In short, in the current volatile economic and market environment, we are able to generate for you a high rate of interest with dramatic downside protection. But…because of how these structured notes are, well, structured, even though they will return to par over time, shortly after they are purchased they tend to trade below their purchase price. So, although you may be collecting the high income rate, those holdings almost immediately show a loss on your statements and drag down your reported short-term performance.
Put another way, we bought you a security that we know is likely to go down (temporarily), and we earn less in fees since our fees are based on the value of your accounts.
It would be easier for us to find something else to buy, or stick to only traditional asset classes, or heck, even just hold GICs! But that wouldn’t be doing the right thing. We are willing to show weaker performance and earn less fees in the short term to ensure your long-term investing success. This is because we are confident that these structured notes will deliver double-digit returns with dramatic downside protection[iv] – which is not easy to find these days!
JOMO AND FOMO
Speaking of short and long-term, the end of this calendar year may be a good time to re-assess your appetite for risk – by reviewing the short and (slightly) longer-term performance of the U.S. equity market.
As you can see in the chart below, 2022 was a terrible year for U.S. equity investors with a volatile ride ending in a negative 18% return. Aside from continuing volatility, 2023 was precisely the opposite of 2022, primarily driven by the Big 7 technology stocks (as detailed in my last quarterly letter), with the S&P 500 Index up 26%. This means – for most investors who were invested in the U.S. market throughout 2022 and 2023, their annualized return was about 1.7%.

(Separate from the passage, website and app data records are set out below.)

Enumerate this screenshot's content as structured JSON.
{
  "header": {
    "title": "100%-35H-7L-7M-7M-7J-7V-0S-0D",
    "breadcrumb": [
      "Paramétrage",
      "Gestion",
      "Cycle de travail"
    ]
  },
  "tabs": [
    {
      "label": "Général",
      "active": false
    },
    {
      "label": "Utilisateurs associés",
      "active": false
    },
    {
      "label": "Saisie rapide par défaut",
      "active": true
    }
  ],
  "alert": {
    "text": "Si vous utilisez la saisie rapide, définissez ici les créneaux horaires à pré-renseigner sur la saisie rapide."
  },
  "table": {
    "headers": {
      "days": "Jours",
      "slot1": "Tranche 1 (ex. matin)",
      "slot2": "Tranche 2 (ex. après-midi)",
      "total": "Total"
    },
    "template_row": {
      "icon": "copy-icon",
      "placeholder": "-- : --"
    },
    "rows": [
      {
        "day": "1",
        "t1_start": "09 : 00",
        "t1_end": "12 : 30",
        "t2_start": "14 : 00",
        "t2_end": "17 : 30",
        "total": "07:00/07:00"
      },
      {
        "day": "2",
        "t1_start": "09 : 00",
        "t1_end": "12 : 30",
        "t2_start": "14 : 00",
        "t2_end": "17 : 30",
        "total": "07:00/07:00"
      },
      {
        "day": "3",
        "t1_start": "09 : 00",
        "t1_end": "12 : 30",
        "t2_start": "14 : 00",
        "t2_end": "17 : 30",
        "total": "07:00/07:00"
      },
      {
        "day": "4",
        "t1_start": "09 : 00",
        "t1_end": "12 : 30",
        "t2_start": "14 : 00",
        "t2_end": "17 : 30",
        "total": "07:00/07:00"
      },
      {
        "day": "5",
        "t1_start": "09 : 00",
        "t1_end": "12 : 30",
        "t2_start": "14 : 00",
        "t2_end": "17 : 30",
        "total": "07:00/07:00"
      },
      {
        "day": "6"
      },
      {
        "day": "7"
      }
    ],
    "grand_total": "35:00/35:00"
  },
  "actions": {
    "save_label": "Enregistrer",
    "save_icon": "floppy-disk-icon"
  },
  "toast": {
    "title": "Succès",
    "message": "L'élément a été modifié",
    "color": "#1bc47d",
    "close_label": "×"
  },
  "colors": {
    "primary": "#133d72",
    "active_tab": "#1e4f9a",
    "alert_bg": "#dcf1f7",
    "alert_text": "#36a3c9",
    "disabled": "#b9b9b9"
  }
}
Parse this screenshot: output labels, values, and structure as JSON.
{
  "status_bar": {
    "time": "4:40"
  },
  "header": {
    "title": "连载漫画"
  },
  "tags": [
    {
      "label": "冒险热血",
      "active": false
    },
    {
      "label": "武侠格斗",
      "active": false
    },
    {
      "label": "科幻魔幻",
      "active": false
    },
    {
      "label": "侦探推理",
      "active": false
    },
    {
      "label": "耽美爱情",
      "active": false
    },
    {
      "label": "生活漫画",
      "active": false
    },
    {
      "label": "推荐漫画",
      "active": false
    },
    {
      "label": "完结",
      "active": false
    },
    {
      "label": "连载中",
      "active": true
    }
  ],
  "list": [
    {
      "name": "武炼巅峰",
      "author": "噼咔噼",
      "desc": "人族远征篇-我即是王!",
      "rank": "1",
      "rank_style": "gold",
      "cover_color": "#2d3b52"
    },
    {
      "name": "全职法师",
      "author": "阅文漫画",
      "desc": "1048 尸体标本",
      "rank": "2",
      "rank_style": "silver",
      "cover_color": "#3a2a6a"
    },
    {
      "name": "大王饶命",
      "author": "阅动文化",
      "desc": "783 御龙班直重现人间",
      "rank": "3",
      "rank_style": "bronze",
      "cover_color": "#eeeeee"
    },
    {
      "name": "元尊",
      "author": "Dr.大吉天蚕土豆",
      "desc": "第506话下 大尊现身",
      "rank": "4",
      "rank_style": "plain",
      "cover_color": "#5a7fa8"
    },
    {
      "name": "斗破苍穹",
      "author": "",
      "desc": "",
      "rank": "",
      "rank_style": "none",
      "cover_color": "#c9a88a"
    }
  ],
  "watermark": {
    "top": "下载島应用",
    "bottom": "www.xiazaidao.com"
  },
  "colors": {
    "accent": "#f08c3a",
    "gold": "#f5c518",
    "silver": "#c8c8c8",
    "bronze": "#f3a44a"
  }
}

Ginsler Wealth clients likely experienced JOMO (Joy Of Missing Out) on dreadful equity performance[v] in 2022, but conversely, may have experienced some FOMO in 2023…missing out on the full upside of 2023’s equity performance, given the much more diversified portfolios clients tend to have here at Ginsler Wealth.
Going into 2023, we were concerned about the resilience of equities. That concern hasn’t abated as we enter 2024. We believe the right thing to do for you is tactically diversify across numerous asset classes and strategies to first, protect against losses, and second, to grow your wealth prudently.
If Coby taught me anything during my time spent with him, it is to always do the right thing. And now more than ever, it seems like we need more Cobys in this world.
Wishing you unlimited health, happiness, and peace in 2024. Thank you for your trust, support, and confidence. We are available 24/7 should you need us.
President & CEO
[ii] For the balance of this letter, please recall that our clients have different investment goals, objectives, and risk tolerances, and therefore will have different portfolios, (and different results), which may not include some of the strategies detailed herein.
[iii] Back-tested index data provided by Bank of Nova Scotia. November 2023. Historical results may not be indicative of future results.
[iv] See endnote (iii) above.
[v] See endnote (ii) above.